The theme Baldenbro and Leving proposed involves filling their pavilion of the Biennale with plastic-made and plastic-informed works by artists, designers, architects, and professors. It will take on the many contradictions presented by this multifaceted material.

An art installation on white walls.

An installation at MOCAD in Detroit. Image courtesy of Baldenbro

An installation at MOCAD in Detroit. Image courtesy of Baldenbro

Baldenebro is fundamentally unafraid of contradiction, and she’s uninterested in so-called simple solutions to the great problems facing our world. Her aim is to re-envision ways forward that aren’t always easy, but are active and inclusive. 

“As a millennial, I was born into an eco-nihilism that is hard to shake. We can't reduce, reuse, recycle our way out of this, and it's at a scale that is so unknowable,” said Baldenebro. 

Activism centers Baldenebro’s work as a curator. In 2020, she publicly stepped down from her role as a Ford Foundation Curatorial Fellow at MOCAD—a move that instigated the formation of a coalition of former employees called MOCAD Resists. 

“I've long been a passionate critic of the role institutions play in civic life,” Baldenebro said. Her leadership in the resistance movement at MOCAD led the board at another artistic institution, Cleveland’s SPACES, to select her as their executive director in 2020.

SPACES, which was started in 1978, is an artist-founded, largely artist-driven organization that Baldenebro described as being at the vanguard of contemporary art. “The board is wonderfully bold in their thinking, the staff is incredibly committed to the mission, and the city and the artists we connect with from around the world and within Cleveland are true visionaries,” she said. 
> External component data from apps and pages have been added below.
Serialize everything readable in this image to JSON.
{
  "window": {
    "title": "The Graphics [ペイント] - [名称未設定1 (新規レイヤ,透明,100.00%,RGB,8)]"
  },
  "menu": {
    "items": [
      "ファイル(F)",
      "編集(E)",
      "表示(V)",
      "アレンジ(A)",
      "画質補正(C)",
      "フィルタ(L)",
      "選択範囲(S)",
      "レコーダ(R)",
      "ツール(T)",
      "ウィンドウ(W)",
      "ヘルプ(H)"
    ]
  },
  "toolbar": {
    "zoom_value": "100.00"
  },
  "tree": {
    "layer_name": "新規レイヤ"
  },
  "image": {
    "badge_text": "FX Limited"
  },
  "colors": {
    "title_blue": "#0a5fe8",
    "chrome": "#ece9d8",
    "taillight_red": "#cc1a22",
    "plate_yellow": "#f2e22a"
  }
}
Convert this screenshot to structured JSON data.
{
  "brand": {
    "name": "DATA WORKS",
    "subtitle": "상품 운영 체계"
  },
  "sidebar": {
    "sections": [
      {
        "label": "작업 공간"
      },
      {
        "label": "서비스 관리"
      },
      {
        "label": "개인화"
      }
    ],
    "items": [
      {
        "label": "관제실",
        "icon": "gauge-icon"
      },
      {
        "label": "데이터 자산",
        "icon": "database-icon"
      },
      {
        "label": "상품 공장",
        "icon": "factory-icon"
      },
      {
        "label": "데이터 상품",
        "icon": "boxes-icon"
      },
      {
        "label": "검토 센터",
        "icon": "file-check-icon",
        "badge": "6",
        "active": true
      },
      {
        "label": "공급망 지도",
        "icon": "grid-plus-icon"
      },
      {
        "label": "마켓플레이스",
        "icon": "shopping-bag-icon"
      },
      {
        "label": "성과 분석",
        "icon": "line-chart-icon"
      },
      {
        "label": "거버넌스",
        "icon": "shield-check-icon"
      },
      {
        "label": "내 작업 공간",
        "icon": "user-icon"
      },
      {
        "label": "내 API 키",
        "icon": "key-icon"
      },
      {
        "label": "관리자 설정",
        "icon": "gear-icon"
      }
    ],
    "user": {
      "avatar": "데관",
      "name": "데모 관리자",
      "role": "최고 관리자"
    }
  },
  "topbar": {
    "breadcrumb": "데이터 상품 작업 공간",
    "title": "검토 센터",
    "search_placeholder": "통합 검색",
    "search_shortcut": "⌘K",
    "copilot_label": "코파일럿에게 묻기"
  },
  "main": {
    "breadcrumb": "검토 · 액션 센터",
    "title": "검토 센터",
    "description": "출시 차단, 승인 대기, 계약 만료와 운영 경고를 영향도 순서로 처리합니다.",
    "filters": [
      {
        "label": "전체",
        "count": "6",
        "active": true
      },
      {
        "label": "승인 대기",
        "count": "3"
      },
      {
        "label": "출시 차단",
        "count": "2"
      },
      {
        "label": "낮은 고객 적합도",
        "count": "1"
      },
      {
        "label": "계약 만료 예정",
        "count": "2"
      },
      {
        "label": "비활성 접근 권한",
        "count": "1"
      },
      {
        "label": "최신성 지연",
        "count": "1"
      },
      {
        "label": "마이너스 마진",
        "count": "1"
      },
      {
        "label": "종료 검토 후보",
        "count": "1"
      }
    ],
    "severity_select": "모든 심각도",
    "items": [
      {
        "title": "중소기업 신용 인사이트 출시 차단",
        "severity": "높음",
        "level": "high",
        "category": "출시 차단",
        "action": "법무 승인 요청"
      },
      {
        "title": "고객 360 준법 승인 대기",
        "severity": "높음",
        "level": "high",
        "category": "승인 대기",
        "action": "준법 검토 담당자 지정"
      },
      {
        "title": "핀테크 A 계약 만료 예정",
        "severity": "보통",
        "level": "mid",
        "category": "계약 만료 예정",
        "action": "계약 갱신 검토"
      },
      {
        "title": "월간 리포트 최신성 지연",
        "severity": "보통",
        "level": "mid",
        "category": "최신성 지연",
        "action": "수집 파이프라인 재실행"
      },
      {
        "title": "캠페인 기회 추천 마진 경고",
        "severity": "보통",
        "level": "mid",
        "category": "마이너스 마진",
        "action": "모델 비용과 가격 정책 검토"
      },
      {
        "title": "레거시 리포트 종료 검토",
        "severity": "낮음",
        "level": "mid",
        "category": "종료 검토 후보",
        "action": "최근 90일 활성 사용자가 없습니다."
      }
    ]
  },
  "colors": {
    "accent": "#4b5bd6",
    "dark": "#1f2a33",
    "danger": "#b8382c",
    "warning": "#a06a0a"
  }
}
Much of this vision began at SAIC, where Baldenero received her Master’s of Architecture with an Emphasis in Interior Architecture. While in the program, she took a course on the curatorial approach to the U.S. Pavilion, which SAIC commissioned alongside the University of Chicago, with former faculty members Ann Lui and Iker Gil, which culminated in an exhibition called Designer Artist Citizen Site: Exploring Belonging, which they presented at Ca’Foscari in Venice, Italy. There, Baldenebro was able to visit the 2018 Venice Architecture Biennale.

She also met Visiting Artist Ang Li at SAIC, who taught Baldenero in her first year of the program and is now one of the exhibitors for Everlasting Plastings. Alum Norman Teague (MFA 2016) was also selected by SPACES to participate in the exhibition.

“I think what a lot of these classes and experiences had in common was that they allowed for heightened contradictions. As a student, I really questioned a lot of the things I was experiencing, and having room to connect with people in the department, or adjacent fields, gave me some room to be in that headspace—and also to figure out that I love curating,” said Baldenero.

While Baldenero can’t share much about the upcoming Biennale, which opens on May 20, she said that she thinks it will be very different from exhibitions in years past. 

“One of the things we quickly realized is that we're among the youngest cohort to do the pavilion and many of our neighboring national pavilions were also helmed by millennials. So we're about to see these conversations that have haunted our generation on an international platform—climate change, data and tech, housing crises, waste, etc,” she said.

For Baldenero and an increasing number of artists and curators, art cannot be separated from activism, or at least from relevant conversation. The world’s interest in her vision indicates that she’s on the forefront of what is to come in the art world and beyond. 

“We have this idea that we have to preserve our way of living for the children in the future, but if we don't dramatically alter the now, what future can we possibly look to, what future can they possibly have? ”

 {{[http://www.saic.edu/news/alumni]ALUMNI}} {{[http://www.saic.edu/news/artconnectsus]ART CONNECTS US}}